October 17, 2010
The Toronto Raptors cuffed Steve Nash, Hedo Turkoglu and the rest of the Phoenix Suns 121-100 Sunday and Raptors fans will find this news delightful for a bunch of reasons.
For one thing, it squared the Raptors record at 3-3 to level off a training camp schedule that ends when the Raps open against the New York Knicks a week Wednesday. It also relegates Friday’s 117-112 loss to the Celtics to the dustbin of history. As if to prove that very fact we will write about the Boston game no more.
The 12,902 on hand booed Turkoglu, a spectacular underachiever last season often and early, thus continuing a history of vilification of former Raptors that would induce Americans to think we are a very, very vengeful people. In the hubbub, Steve Nash’s visit to Toronto was a little less newsy, even if Nash did his part with a team-high 16 points on six for eight shooting. He tossed in eight assists for good measure.
As far as the number goes, you won’t get better than the 23 points poured in by Linas Kleiza. Jarrett Jack scored 17 points. Sonny Weems fnished with 16, Andrea Bargnani hit for 15 points.
No, aside from a 13-point Phoenix lead the Raps had all but eroded by halftime, the compelling story rode on the shoulders of Amir Johnson and Reggie Evans.
Ponder these numbers. Johnson played 25 minutes, went eight-for-nine from the field and was never farther from the basket than butter is from corn. He had 17 points and seven of his 11 rebounds came under the other guy’s basket.
Evans was equally energetic. He banked seven points but prowled about the paint for 12 rebounds.
Those two were the story.
“I think both those guys came in got second-shot opportunities by getting offensive rebounds off the glass,” said Raptors coach Jay Triano.
“They had a lot of easy putbacks too. Amir’s line was pretty impressive. When he goes to the glass he is going to get rewarded. That was his best game so far.”
But while they are both expected to fight among the redwoods for possession, what happens when they come up with a rebound differs wildly. Johnson is encouraged to go back up. Evans, a player with a more limited offensive repertoire, brings the ball back out.
“That’s by design,” said Triano. “Reggie gives us extra possessions. That’s his style and that’s his role. He knows that. He fights for it, he dribbles the ball out and he gets us extra possessions.”
Evans says he has gotten the message and links it to advice he received before he began his career at the University of Iowa.
“My high school always told me ‘do as you are told.’ I would always say ‘by who?’ He said ‘by the coaching staff.’ It didn’t matter by the freshman coach or the junior varsity coach or the varsity coach. Me and Jay had a brief talk, real brief, straight to the point. I do what the coach says.”

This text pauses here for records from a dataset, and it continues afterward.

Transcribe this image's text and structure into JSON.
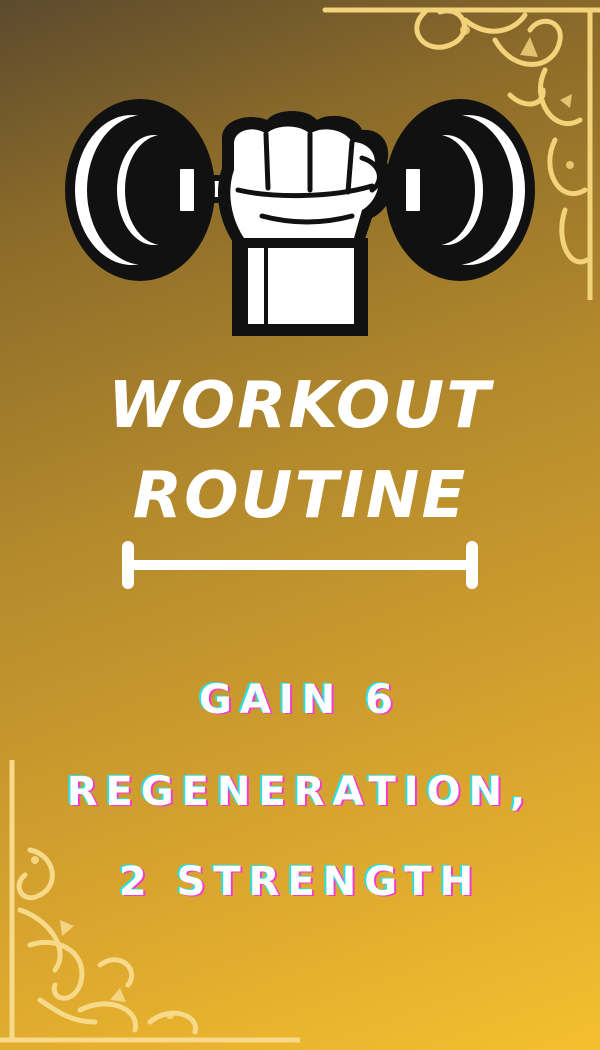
{
  "card": {
    "title_line_1": "WORKOUT",
    "title_line_2": "ROUTINE",
    "effect_lines": [
      "GAIN 6",
      "REGENERATION,",
      "2 STRENGTH"
    ],
    "icon": "dumbbell-fist-icon",
    "ornament_icon": "flourish-ornament-icon"
  },
  "colors": {
    "background_top": "#5c4a2e",
    "background_bottom": "#f5bf2f",
    "text": "#ffffff",
    "ornament": "#f2d27a",
    "shadow_cyan": "#29e0e6",
    "shadow_magenta": "#f23bd0"
  }
}
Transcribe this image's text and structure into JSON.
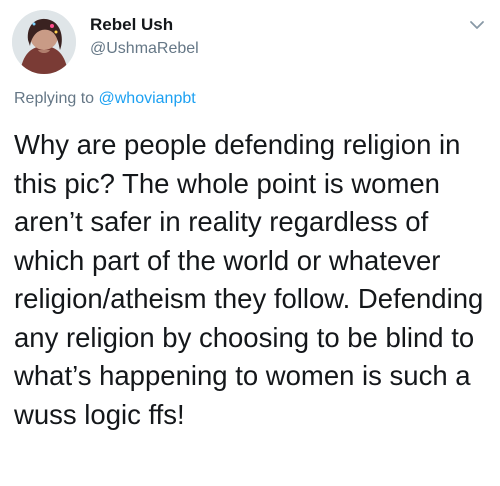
{
  "author": {
    "name": "Rebel Ush",
    "handle": "@UshmaRebel"
  },
  "reply": {
    "prefix": "Replying to ",
    "mention": "@whovianpbt"
  },
  "tweet": {
    "text": "Why are people defending religion in this pic? The whole point is women aren’t safer in reality regardless of which part of the world or whatever religion/atheism they follow. Defending any religion by choosing to be blind to what’s happening to women is such a wuss logic ffs!"
  },
  "icons": {
    "menu": "chevron-down-icon",
    "avatar": "avatar"
  },
  "colors": {
    "text": "#14171a",
    "secondary": "#657786",
    "link": "#1da1f2"
  }
}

Johnson and Evans were effective in the second half when the Raptors played turned to a smaller lineup.
“We both know to go hard to the boards,” said Johnson. “We both like body contact. It definitely helps out.”
The Raptors started Bargnani, Jose Calderon, DeMar DeRozan, Kleiza and Evans and from Triano’s disappointment at the poor start, he likely had that group on the floor for a good reason.
“I don’t know whether that’s personnel or just a slow start,” he said. “We’ve got to figure that out. We can’t afford to fall down like we did tonight and like we did against Boston.”
Meanwhile, it fell to Nash to put the best spin on the Turkoglu booing story.
“It wasn’t as bad as (when the two teams met) in Vancouver,” he said.
“Wherever you go some people like you and some people don’t,” Turkoglu said. “I wasn’t paying attention to that. I just tried to go out there and play my game and try to do my best. I didn’t get much love when I was here too.”